Radon is invisible to the eye and has no odor. And even though it began worrying Americans starting in the 1980s, its mysterious ways seem misunderstood to this day.
Yet according to UR Medicine’s Environmental Health Sciences Center, radon gas is second only to cigarette smoke as the leading cause of lung cancer. In the United States, radon is responsible for about 20,000 lung cancer deaths each year.
Two years ago, in a remote Kazakhstan village, residents began falling asleep for days at a time. Tests showed that villagers had an excessive accumulation of fluid in their brains, causing dizziness, inability to stand, fatigue and memory problems.
Scientists first thought a virus or bacteria was to blame. Eventually, they concluded that radon from a nearby Soviet-era uranium mine had seeped up to the surface and was poisoning the villagers.
In the United States, initial reports of radon-related deaths caused anxiety. Fairly quickly, the Environmental Protection Agency lowered 1986 estimates of radon-related deaths and the number of contaminated homes. With that, many Americans forgot about radon contamination except as a footnote when buying a home.
According to the New York Department of Health, radon can enter buildings through cracks or openings in floors or walls or gaps in the foundation. Radon levels are usually highest in the basement or crawl space. It’s usually found in igneous rock and soil, and in some cases, well water. The gas produces radioactive decay particles that can damage the cells that line the lungs and lead to lung cancer over time.
Smokers have an even higher risk if their homes have high levels of radon. The risk increases with each year lived in a radon-contaminated house.
The EPA, Surgeon General, American Lung Association, American Medical Association and National Safety Council all recommend homes be tested for radon.
Elevated radon levels have been discovered in every state of the union.
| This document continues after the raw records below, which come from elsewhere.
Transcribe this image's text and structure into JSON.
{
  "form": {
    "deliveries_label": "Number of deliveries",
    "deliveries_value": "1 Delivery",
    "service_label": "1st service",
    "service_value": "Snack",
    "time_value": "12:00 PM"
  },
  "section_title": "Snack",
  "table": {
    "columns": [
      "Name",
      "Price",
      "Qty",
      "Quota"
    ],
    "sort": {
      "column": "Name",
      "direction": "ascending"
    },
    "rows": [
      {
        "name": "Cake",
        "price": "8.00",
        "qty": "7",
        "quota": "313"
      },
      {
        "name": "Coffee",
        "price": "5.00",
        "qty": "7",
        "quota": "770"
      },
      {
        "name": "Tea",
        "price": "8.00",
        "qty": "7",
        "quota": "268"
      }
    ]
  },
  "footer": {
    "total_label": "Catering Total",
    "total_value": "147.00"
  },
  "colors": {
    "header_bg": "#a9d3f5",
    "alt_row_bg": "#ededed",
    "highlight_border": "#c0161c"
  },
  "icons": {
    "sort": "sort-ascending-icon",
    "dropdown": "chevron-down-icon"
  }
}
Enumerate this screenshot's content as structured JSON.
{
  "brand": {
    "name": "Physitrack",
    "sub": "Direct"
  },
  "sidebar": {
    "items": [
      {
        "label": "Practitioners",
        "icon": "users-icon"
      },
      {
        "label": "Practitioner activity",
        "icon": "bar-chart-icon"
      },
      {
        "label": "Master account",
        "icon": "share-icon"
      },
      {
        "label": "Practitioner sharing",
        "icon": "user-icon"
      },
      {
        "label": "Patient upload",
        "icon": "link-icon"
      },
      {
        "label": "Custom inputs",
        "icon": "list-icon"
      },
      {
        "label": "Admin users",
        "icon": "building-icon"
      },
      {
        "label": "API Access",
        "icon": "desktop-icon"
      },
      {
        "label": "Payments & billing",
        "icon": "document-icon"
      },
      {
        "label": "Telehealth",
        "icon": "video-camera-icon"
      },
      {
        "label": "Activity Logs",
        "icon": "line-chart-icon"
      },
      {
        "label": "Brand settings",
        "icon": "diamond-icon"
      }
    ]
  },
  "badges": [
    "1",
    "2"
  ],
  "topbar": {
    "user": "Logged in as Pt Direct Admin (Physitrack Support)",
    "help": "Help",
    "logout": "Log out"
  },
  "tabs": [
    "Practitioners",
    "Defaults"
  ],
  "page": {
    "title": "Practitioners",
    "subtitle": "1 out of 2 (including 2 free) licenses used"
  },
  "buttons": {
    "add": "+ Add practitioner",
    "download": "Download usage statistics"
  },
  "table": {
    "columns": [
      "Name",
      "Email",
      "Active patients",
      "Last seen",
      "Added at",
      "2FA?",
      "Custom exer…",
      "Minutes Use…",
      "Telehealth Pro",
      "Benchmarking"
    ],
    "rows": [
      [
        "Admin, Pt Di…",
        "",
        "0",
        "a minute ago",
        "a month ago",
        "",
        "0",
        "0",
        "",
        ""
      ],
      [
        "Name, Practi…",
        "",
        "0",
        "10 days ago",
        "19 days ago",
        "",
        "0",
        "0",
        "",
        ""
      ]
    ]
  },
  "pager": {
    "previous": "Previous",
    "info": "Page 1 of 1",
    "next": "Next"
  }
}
The EPA estimates that as many as 8 million homes across the country have elevated levels of radon.
Dr. James Murray, a pulmonologist at Unity Pulmonology Medicine, said because radon is one of the contributors to lung cancer, testing a home for radon makes good sense.
“While the evidence is still a little unclear, there’s a continuous overall risk of lung cancer from radon,” said Murray. “There’s older data from underground miners, but meta-analyses confirmed there was a connection.”
Both his work and personal experience have convinced Murray of the importance of home testing.
“A friend in Pittsford recently had to get radon mitigated from his home. One of the problems is how well-sealed houses are now,” because the gas can stay trapped inside. “My parents lived in a similar house, and it was a big concern to them. I’ve had three homes, in New York state and New Hampshire, and I’ve been eager to have them tested,” Murray said.
Realtors can help get a house tested, and many are seeing more homebuyers who insist their house be tested before they move in.
“Along with lead testing, people are becoming more sensitive to environmental issues when buying their home,” said Sib Petix, of The Petix Group on East Avenue in Rochester. “They have to pay more to have their house tested for radon during inspection, but they’re willing to do it.”
Petix himself, after many years selling houses in the Rochester area, hasn’t had his own house in the Park Avenue area tested, although that’s based on experience with testing. He said many homes he has sold in the neighborhood were tested and found to have no radon, so he doesn’t think the gas is present where he lives.
So what’s a new homebuyer or a longtime resident to do?
A Citizen’s Guide to Radon, produced by the EPA, explains low-cost ways to test your home for radon and what to do if levels are too high.
Tests can be done by a professional tester; there are several in the Rochester area. Or DIY kits for $11 are available online through the New York State Department of Health. It’s also suggested that homes be tested in winter when homes are more sealed. January is the EPA’s designated radon action month.
According to the EPA, “the average indoor radon level is about 1.3 picocuries per liter (pCi/L). Homeowners should make every effort to lower the levels if the level is 4.0 pCi/L or higher.” Even new homes built with radon-resistant construction should be tested.
If a house has high radon levels, it’s important to get the radon mitigated from a qualified or state-certified company. A common method of mitigation involves installing a vent pipe system and fan (aka “a soil suction radon reduction system”) that pulls radon from beneath the house and vents it outside. The process doesn’t require any major changes to the home. Foundation cracks and other openings should be sealed. The actual cost of mitigation varies depending on the style of home.
In other words, a simple and inexpensive test can ease the fear of an invisible, odorless cancer-causing gas invading a home. It’s a matter of breathing easy.